This week is National Insect Week so I’m going to tell you about why insects are important and how you can help them.
Insects are really important because they pollinate flowers, trees, fruits and vegetables. Without that, we wouldn’t be able to live! We wouldn’t have any food to eat and there wouldn’t be as many trees and plants to give us oxygen to breathe. Some insects that are important for pollination are bees, butterflies, wasps, moths, hoverflies, flies and beetles.
Some insects help to break down waste like dead animals, dead plants and animal poos. Without these insects the waste would build up and it would be everywhere! Insects that break down waste are called decomposers. Some insects that are decomposers include some ants, beetles and flies.
Insects are important because they provide food for lots of animals and birds. Lots of animals like hedgehogs, bats and lots of birds eat insects. A pipistrelle bat can eat up to 3000 flying insects in one night. A baby blue tit needs to eat about 100 caterpillars every day! Without insects these animals wouldn’t have enough food to eat… then the animals that eat them wouldn’t have enough food to eat and all the animals all the way up the food chain wouldn’t have enough food to eat!
Some insects eat other insects and help keep their numbers under control and stop there being too many of them. For example, ladybirds eat aphids which helps plants grow because aphids eat plants.
Even though insects are really important, 41% of insects are in danger of extinction. I think this is very, very sad. Here are some things you can do to help insects.
You can leave some of your grass to grow long so insects can live in there safely and so more flowers can grow to help pollinating insects.
You can plant flowers that pollinating insects like. It’s important to plant flowers that grow all through the year so they can always find enough food.
You can make a log pile to give insects and other minibeasts some rotting wood to live in and eat.
At the end of the summer when tall plants like sunflowers and teasels die, you can leave the hollow stems and seed heads out all through the winter so insects can hibernate in them.
You can build a pond to provide somewhere for insects to drink and to provide a home for insects that live in water.
You can have a compost heap in your garden. You can put in things like apple cores, grass cuttings (but not in No Mow May!), weeds and vegetable peelings. A compost heap will help insects by giving them food and somewhere to live. A compost heap also helps with using less chemicals in your garden because you can use the compost to feed the plants.
Don’t use pesticides in your garden because they kill insects! You can buy organic food to help insects on farms and in the countryside.

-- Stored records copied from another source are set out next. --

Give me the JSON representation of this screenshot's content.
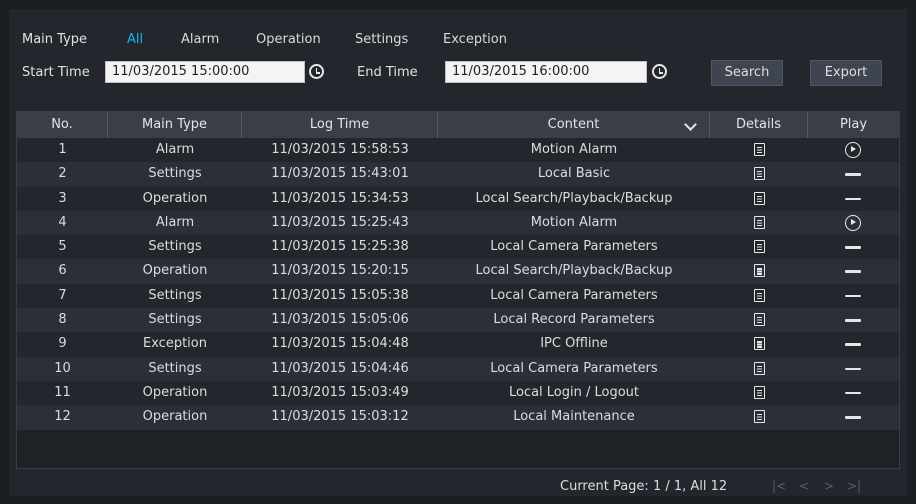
{
  "filters": {
    "main_type_label": "Main Type",
    "types": [
      "All",
      "Alarm",
      "Operation",
      "Settings",
      "Exception"
    ],
    "active_type": "All",
    "start_time_label": "Start Time",
    "start_time_value": "11/03/2015 15:00:00",
    "end_time_label": "End Time",
    "end_time_value": "11/03/2015 16:00:00",
    "search_label": "Search",
    "export_label": "Export"
  },
  "table": {
    "columns": [
      "No.",
      "Main Type",
      "Log Time",
      "Content",
      "Details",
      "Play"
    ],
    "rows": [
      {
        "no": "1",
        "type": "Alarm",
        "time": "11/03/2015 15:58:53",
        "content": "Motion Alarm",
        "play": "play"
      },
      {
        "no": "2",
        "type": "Settings",
        "time": "11/03/2015 15:43:01",
        "content": "Local Basic",
        "play": "none"
      },
      {
        "no": "3",
        "type": "Operation",
        "time": "11/03/2015 15:34:53",
        "content": "Local Search/Playback/Backup",
        "play": "none"
      },
      {
        "no": "4",
        "type": "Alarm",
        "time": "11/03/2015 15:25:43",
        "content": "Motion Alarm",
        "play": "play"
      },
      {
        "no": "5",
        "type": "Settings",
        "time": "11/03/2015 15:25:38",
        "content": "Local Camera Parameters",
        "play": "none"
      },
      {
        "no": "6",
        "type": "Operation",
        "time": "11/03/2015 15:20:15",
        "content": "Local Search/Playback/Backup",
        "play": "none"
      },
      {
        "no": "7",
        "type": "Settings",
        "time": "11/03/2015 15:05:38",
        "content": "Local Camera Parameters",
        "play": "none"
      },
      {
        "no": "8",
        "type": "Settings",
        "time": "11/03/2015 15:05:06",
        "content": "Local Record Parameters",
        "play": "none"
      },
      {
        "no": "9",
        "type": "Exception",
        "time": "11/03/2015 15:04:48",
        "content": "IPC Offline",
        "play": "none"
      },
      {
        "no": "10",
        "type": "Settings",
        "time": "11/03/2015 15:04:46",
        "content": "Local Camera Parameters",
        "play": "none"
      },
      {
        "no": "11",
        "type": "Operation",
        "time": "11/03/2015 15:03:49",
        "content": "Local Login / Logout",
        "play": "none"
      },
      {
        "no": "12",
        "type": "Operation",
        "time": "11/03/2015 15:03:12",
        "content": "Local Maintenance",
        "play": "none"
      }
    ]
  },
  "footer": {
    "page_info": "Current Page: 1 / 1, All 12",
    "first_icon": "first-page-icon",
    "prev_icon": "prev-page-icon",
    "next_icon": "next-page-icon",
    "last_icon": "last-page-icon"
  },
  "colors": {
    "accent": "#17b4e6",
    "background": "#23272d",
    "header": "#3a3f47"
  }
}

You can support some charities that help insects and you can join in with campaigns and surveys. The Wildlife Trusts have a campaign called Take Action for Insects to help people learn about helping insects. The Bumblebee Conservation Trust helps to look after bumblebees. Butterfly Conservation helps to look after butterflies and moths. Buglife helps to look after all insects and other minibeasts.
That’s how important insects are. I hope you can do something to help insects.